Photo by Urban Data.
The internet has been the best thing that has ever happened to the DIY community. With a good search engine on your side you can find out how to do nearly anything, find any part, and find people who can offer advice all at once. A perfect micro-example of this in action are two repairs I made on an aging washing machine several years ago. While setting the wash cycle the cycle knob snapped off. Traditionally I would have had to call a repairman who would pay a house visit, bill me for the visit, and bill me for the replacement part. Using the model number of the washer I was able to search out a parts list for the washer and get the part number for the knob.
One google search later for the part number and I ordered a replacement for $US10 with free shipping. Later that year—same washer!—during the spin cycle it sounded like a jet was taking off in my laundry room. I researched the problem online and used an exploded parts diagram to take the shell off the washer and assess the problem. Thanks to a post on a repair/DIY forum I took the metal wash tub out of the plastic wash tub sleeve to make sure the noise wasn't being caused by anything actually caught in between the two. The noise was in fact caused by two finishing nails that I hadn't taken out of the pocket of a pair of jeans before throwing them in the wash and not, thankfully, by the motor of the machine dying. I don't even want to think about the price of the billable hours and actual repair for outsourcing that job to an actual repairman. My total expense for both repairs, besides less than 2 hours of my time, was only $US10.
With that in mind there is almost nothing you can't look up online and get some solid answers and even diagrams for. Whether you want to know how to safely wire a light switch, flush your sprinkler system for winter, stop your garage door from squeaking, or anything else that someone before you wanted to know how to do, you can find it online. Starting a search query with "how to ..." opens up a world of learning. Photo by kodomut.

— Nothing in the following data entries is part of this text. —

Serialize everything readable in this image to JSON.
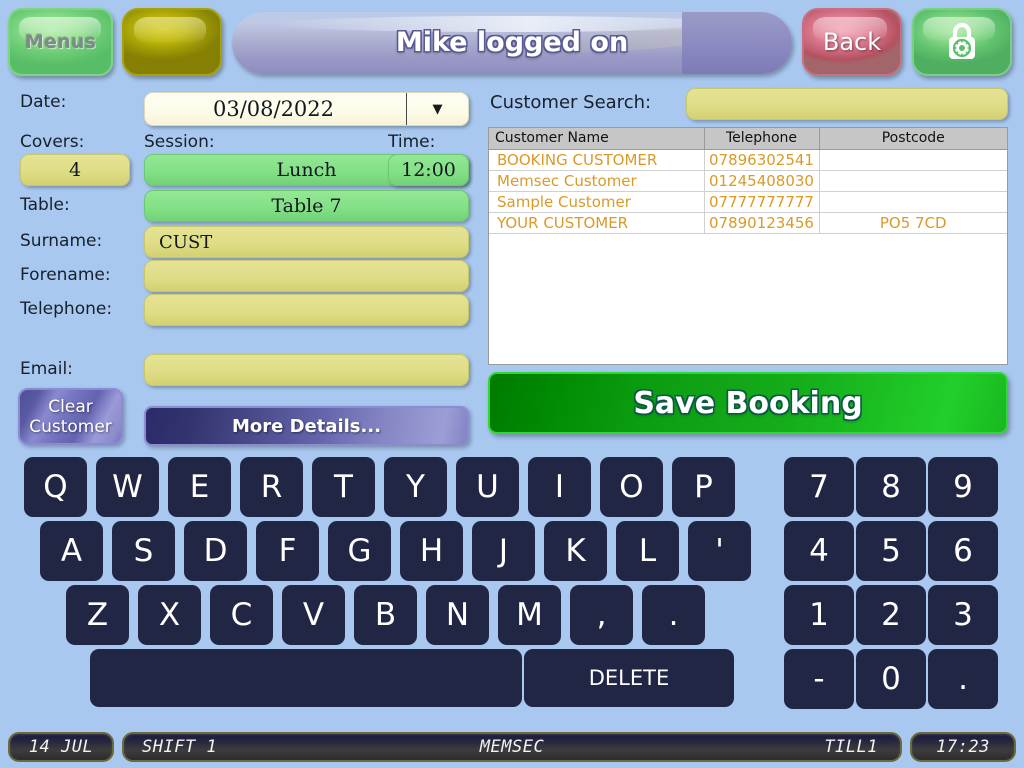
{
  "header": {
    "menus_label": "Menus",
    "title": "Mike logged on",
    "back_label": "Back",
    "lock_icon": "padlock-icon",
    "yellow_icon": "blank-button"
  },
  "form": {
    "date_label": "Date:",
    "date_value": "03/08/2022",
    "date_dropdown_icon": "chevron-down-icon",
    "covers_label": "Covers:",
    "covers_value": "4",
    "session_label": "Session:",
    "session_value": "Lunch",
    "time_label": "Time:",
    "time_value": "12:00",
    "table_label": "Table:",
    "table_value": "Table 7",
    "surname_label": "Surname:",
    "surname_value": "CUST",
    "forename_label": "Forename:",
    "forename_value": "",
    "telephone_label": "Telephone:",
    "telephone_value": "",
    "email_label": "Email:",
    "email_value": "",
    "clear_customer_line1": "Clear",
    "clear_customer_line2": "Customer",
    "more_details_label": "More Details..."
  },
  "customer_panel": {
    "search_label": "Customer Search:",
    "search_value": "",
    "columns": [
      "Customer Name",
      "Telephone",
      "Postcode"
    ],
    "rows": [
      {
        "name": "BOOKING CUSTOMER",
        "telephone": "07896302541",
        "postcode": ""
      },
      {
        "name": "Memsec Customer",
        "telephone": "01245408030",
        "postcode": ""
      },
      {
        "name": "Sample Customer",
        "telephone": "07777777777",
        "postcode": ""
      },
      {
        "name": "YOUR CUSTOMER",
        "telephone": "07890123456",
        "postcode": "PO5 7CD"
      }
    ],
    "save_booking_label": "Save Booking"
  },
  "keyboard": {
    "row1": [
      "Q",
      "W",
      "E",
      "R",
      "T",
      "Y",
      "U",
      "I",
      "O",
      "P"
    ],
    "row2": [
      "A",
      "S",
      "D",
      "F",
      "G",
      "H",
      "J",
      "K",
      "L",
      "'"
    ],
    "row3": [
      "Z",
      "X",
      "C",
      "V",
      "B",
      "N",
      "M",
      ",",
      "."
    ],
    "space_label": "",
    "delete_label": "DELETE"
  },
  "numpad": {
    "row1": [
      "7",
      "8",
      "9"
    ],
    "row2": [
      "4",
      "5",
      "6"
    ],
    "row3": [
      "1",
      "2",
      "3"
    ],
    "row4": [
      "-",
      "0",
      "."
    ]
  },
  "statusbar": {
    "date": "14 JUL",
    "shift": "SHIFT 1",
    "company": "MEMSEC",
    "till": "TILL1",
    "time": "17:23"
  },
  "colors": {
    "background": "#a8c8ef",
    "field_yellow": "#dfdd86",
    "field_green": "#84e087",
    "key_navy": "#222645",
    "save_green": "#14ad1a",
    "row_text_orange": "#d99a28",
    "accent_purple": "#6464ab"
  }
}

Sign Up for Classes
The only entry on our list of suggestions that costs money, signing up for classes is sometimes your best option. Depending on what you want to learn how to do dispersing the startup cost to a classroom or learning centre is sometimes desirable to purchasing all your own equipment.
Let's say you want to learn how to weld. You'll need a welder, accessories, access to lots of scrap metal to practice with, and so on. You could try to find a friend with a welder and some metal you could practice with but in terms of the speed with which you'll acquire the skill, instructor competence, safety, and an adequate supply of materials to practice with it may end up being a better value to take a class at a local community college or TAFE. Hit up google and search for continuing education courses in your area to see what the offerings are. Photo by tm_lv.
If you have a technique or suggestion for learning new DIY skills for free or on the cheap, let's hear about it in the comments.